“And whose tent is this?” The gaudy purple canvas tent structure stood twenty feet at the center pole, at least twelve at the edge and was more than a hundred feet on each side.
“Your Grace, it is mine!” a short man announced and then bowed. “Sir Byron Alfson, of Harristown.”
“Ah, sir, you have me at a disadvantage.”
Magnus inspected the knight with narrowed eyes.
He had a mop of frail-looking brown hair tied into a short ponytail and a narrow nose that was flanked by light blue eyes. He wore a greatcoat that looked like it had been cut from the same fabric as his tent.
Harristown was one of the small villages that had sprouted up along the rail lines that ran from Agilard to Aetheston. The strange grape beer that had made the town famous gave its color to everything the town did. They had even changed their sigil to a purple field with a golden mug.
“This is quite the pavilion,” Magnus continued after a moment. “I didn’t know that the grape beer business had so much money to be made.”
“We do our best, Your Grace,” the knight said. “I hope my pavilion does not offend you, Your Grace. While it is my tent, I have shared it with many of the knights from Lord Tallet’s levies.”
“It does not offend,” Magnus lied. If he had his way, the knights would be sleeping in camp tents with the rest of his soldiers. But his advisors had warned him that not giving the knights and lesser lords their symbols of pride and authority could drive them away. He had been reluctant to accept the counsel, but in the end the tradition of tent pavilions and knightly feasts had been upheld. “Carry on, Sir Alfson.”
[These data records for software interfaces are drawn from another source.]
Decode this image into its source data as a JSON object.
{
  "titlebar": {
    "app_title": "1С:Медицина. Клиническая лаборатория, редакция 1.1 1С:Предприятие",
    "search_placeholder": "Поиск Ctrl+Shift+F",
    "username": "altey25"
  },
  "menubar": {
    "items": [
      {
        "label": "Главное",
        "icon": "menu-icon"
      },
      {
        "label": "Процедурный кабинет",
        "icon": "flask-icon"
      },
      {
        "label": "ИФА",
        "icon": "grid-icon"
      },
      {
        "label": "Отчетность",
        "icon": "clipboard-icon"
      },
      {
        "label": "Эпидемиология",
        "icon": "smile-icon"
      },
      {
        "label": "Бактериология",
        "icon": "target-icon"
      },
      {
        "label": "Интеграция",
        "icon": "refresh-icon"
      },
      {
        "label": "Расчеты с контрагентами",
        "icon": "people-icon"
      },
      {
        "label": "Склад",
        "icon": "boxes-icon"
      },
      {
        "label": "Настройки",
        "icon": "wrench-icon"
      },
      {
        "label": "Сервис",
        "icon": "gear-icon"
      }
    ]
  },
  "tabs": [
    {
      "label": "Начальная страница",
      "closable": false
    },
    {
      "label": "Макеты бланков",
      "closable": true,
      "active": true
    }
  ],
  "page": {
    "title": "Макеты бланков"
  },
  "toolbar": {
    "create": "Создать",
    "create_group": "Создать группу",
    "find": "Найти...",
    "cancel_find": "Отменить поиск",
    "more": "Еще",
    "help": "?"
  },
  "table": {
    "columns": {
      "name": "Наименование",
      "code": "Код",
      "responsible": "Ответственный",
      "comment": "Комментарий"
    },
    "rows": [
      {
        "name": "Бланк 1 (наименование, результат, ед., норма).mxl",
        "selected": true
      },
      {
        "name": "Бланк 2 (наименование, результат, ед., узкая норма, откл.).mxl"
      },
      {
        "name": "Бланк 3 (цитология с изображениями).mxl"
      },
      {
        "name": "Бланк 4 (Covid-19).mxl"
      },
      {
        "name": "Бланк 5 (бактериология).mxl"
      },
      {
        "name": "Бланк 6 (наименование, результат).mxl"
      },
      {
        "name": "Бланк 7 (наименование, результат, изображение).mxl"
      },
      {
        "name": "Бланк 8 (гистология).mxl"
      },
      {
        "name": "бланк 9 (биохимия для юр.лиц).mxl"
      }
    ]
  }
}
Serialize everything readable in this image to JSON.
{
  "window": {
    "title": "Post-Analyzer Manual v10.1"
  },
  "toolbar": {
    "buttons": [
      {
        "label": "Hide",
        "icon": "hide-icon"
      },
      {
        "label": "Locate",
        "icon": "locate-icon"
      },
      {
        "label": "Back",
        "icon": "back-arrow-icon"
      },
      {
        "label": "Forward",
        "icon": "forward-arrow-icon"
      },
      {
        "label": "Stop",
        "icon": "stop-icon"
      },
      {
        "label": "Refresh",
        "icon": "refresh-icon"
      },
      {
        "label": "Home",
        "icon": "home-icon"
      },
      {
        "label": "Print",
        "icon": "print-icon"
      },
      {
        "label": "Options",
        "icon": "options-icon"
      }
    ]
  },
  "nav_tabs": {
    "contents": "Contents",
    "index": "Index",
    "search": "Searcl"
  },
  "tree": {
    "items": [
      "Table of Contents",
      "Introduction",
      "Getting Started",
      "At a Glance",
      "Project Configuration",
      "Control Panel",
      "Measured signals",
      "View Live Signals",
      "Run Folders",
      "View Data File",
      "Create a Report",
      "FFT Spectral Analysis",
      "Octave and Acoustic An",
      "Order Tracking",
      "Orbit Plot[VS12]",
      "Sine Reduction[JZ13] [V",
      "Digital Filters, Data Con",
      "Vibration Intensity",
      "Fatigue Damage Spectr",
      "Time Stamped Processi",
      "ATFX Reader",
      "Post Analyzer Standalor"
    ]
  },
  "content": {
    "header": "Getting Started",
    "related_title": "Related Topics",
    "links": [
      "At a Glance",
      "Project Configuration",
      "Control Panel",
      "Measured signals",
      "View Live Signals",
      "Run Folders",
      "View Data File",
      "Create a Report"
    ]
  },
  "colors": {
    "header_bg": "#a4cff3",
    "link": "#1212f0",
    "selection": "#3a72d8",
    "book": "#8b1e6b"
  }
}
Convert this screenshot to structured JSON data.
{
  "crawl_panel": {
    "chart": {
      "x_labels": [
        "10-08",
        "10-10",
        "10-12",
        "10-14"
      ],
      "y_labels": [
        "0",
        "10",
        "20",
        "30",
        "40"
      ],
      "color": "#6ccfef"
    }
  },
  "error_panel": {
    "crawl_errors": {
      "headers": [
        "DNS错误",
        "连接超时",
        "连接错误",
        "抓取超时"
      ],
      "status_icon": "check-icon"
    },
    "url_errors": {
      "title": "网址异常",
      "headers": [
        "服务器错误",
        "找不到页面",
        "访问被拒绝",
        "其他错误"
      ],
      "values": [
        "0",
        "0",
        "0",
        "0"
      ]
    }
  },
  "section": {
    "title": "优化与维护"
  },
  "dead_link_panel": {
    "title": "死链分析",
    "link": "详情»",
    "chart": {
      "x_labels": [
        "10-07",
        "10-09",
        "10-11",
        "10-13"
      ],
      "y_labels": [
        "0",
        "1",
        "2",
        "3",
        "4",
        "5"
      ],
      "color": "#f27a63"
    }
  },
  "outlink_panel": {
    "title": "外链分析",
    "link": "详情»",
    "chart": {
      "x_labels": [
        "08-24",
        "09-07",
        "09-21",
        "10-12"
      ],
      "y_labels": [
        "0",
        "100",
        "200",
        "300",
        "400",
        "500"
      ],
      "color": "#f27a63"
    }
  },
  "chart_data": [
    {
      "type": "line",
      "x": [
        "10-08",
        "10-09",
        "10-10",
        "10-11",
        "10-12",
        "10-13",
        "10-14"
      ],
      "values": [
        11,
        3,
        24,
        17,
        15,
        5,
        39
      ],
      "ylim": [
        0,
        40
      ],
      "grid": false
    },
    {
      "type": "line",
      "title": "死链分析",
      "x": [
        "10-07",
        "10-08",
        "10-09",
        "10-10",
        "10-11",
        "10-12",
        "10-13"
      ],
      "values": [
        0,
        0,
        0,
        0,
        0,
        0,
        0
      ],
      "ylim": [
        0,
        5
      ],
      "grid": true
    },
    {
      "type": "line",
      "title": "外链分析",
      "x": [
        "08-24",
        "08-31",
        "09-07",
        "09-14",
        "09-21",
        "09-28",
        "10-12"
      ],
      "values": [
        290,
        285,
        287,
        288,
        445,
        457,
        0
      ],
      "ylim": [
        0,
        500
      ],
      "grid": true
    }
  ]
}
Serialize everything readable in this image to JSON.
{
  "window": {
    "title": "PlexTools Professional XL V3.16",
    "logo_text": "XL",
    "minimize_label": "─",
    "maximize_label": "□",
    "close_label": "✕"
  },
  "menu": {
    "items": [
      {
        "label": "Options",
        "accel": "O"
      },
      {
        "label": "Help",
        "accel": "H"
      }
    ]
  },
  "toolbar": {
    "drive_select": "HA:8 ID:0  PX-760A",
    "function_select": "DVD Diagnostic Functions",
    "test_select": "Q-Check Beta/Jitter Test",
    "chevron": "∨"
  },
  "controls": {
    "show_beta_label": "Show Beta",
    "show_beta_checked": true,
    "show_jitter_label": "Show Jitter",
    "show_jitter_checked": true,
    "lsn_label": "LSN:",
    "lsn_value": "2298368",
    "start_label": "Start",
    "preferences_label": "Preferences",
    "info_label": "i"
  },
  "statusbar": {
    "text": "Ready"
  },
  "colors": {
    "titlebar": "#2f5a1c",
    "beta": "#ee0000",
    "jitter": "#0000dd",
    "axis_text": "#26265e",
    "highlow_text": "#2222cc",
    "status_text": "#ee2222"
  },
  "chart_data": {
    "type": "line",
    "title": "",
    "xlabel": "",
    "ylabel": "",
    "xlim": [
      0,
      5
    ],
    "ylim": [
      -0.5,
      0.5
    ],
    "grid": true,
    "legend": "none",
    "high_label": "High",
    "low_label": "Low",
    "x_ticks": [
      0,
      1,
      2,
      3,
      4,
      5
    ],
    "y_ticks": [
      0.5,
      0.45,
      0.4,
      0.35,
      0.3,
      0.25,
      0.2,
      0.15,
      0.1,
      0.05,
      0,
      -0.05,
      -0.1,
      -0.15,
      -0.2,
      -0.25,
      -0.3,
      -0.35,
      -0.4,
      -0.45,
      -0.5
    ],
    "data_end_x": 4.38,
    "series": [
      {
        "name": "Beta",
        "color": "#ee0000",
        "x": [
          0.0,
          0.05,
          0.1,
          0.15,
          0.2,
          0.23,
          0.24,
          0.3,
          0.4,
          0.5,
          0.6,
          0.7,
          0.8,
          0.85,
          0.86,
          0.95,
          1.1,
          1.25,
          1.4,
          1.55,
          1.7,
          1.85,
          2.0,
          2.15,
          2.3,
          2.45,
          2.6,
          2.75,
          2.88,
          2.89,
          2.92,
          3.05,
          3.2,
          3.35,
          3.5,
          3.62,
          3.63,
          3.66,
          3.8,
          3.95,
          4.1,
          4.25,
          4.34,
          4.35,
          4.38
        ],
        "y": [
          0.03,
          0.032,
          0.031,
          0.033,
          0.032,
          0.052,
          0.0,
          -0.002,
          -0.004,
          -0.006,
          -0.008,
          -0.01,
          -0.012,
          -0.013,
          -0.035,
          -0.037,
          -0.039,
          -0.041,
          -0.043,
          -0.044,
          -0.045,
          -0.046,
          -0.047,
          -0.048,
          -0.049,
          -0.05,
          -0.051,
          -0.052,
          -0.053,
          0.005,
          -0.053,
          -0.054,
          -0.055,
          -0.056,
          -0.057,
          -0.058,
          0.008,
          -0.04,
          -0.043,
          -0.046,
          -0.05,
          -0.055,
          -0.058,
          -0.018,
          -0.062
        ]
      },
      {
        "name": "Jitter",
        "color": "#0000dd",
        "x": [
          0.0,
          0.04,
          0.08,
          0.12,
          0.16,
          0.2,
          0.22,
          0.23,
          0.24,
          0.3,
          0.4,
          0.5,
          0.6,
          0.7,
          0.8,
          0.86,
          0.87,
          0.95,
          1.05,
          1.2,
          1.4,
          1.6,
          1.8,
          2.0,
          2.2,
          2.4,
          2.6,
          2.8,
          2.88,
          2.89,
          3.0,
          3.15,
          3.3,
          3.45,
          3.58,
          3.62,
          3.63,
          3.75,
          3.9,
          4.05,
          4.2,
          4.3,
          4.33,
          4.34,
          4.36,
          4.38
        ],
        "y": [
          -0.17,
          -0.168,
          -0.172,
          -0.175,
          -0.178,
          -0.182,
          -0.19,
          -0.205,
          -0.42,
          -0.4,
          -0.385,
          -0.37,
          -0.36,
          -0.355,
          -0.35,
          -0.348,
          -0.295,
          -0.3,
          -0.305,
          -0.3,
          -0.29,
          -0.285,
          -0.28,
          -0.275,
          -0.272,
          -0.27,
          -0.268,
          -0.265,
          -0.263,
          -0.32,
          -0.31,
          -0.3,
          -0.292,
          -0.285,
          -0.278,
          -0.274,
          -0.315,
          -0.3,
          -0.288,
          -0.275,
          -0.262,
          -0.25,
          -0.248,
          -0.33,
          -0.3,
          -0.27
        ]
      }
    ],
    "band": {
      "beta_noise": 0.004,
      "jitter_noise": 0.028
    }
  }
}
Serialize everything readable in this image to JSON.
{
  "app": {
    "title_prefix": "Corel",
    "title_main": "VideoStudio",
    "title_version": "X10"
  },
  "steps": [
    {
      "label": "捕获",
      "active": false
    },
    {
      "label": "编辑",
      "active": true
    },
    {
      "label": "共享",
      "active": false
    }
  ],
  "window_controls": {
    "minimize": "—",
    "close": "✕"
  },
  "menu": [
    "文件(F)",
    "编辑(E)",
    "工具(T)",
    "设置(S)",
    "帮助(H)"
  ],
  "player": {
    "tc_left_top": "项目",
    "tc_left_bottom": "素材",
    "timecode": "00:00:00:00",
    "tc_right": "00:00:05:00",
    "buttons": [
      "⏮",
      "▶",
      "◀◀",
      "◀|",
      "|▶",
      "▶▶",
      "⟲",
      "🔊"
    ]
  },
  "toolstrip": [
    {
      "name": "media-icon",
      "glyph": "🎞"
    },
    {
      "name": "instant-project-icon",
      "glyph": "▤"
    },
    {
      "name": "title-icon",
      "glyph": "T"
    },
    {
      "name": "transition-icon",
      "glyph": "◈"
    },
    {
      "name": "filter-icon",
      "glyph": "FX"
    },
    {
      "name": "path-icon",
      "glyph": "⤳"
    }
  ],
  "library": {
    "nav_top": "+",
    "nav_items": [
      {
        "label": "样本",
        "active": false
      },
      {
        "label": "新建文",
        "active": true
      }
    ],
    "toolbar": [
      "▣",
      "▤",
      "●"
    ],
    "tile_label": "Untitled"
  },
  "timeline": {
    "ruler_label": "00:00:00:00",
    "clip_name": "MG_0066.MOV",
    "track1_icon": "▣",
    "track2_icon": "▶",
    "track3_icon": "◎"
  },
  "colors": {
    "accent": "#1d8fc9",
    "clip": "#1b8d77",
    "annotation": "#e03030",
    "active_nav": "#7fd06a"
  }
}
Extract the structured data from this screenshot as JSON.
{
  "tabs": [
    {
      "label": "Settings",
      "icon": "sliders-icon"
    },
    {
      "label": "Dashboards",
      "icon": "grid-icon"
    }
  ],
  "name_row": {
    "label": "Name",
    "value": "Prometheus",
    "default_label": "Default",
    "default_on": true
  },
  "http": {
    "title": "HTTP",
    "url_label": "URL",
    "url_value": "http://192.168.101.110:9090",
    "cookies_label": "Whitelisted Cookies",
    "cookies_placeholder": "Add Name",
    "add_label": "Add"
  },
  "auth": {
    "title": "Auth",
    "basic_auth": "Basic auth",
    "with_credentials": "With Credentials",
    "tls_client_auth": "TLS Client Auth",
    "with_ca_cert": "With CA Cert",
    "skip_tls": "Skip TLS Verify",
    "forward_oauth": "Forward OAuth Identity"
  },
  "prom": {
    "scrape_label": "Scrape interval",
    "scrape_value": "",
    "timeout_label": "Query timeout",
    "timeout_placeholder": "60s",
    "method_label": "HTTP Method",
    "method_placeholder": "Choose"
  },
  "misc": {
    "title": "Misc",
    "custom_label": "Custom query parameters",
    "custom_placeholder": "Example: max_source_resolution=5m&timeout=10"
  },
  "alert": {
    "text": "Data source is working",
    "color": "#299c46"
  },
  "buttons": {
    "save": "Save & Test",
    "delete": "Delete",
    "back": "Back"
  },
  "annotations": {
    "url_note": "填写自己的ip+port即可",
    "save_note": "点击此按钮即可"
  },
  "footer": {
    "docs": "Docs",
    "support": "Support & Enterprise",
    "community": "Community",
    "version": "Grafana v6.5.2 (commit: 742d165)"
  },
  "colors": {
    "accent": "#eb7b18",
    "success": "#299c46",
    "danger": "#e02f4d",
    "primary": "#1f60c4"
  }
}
“Thank you, Your Grace.” The knight bowed again and disappeared into his purple monstrosity.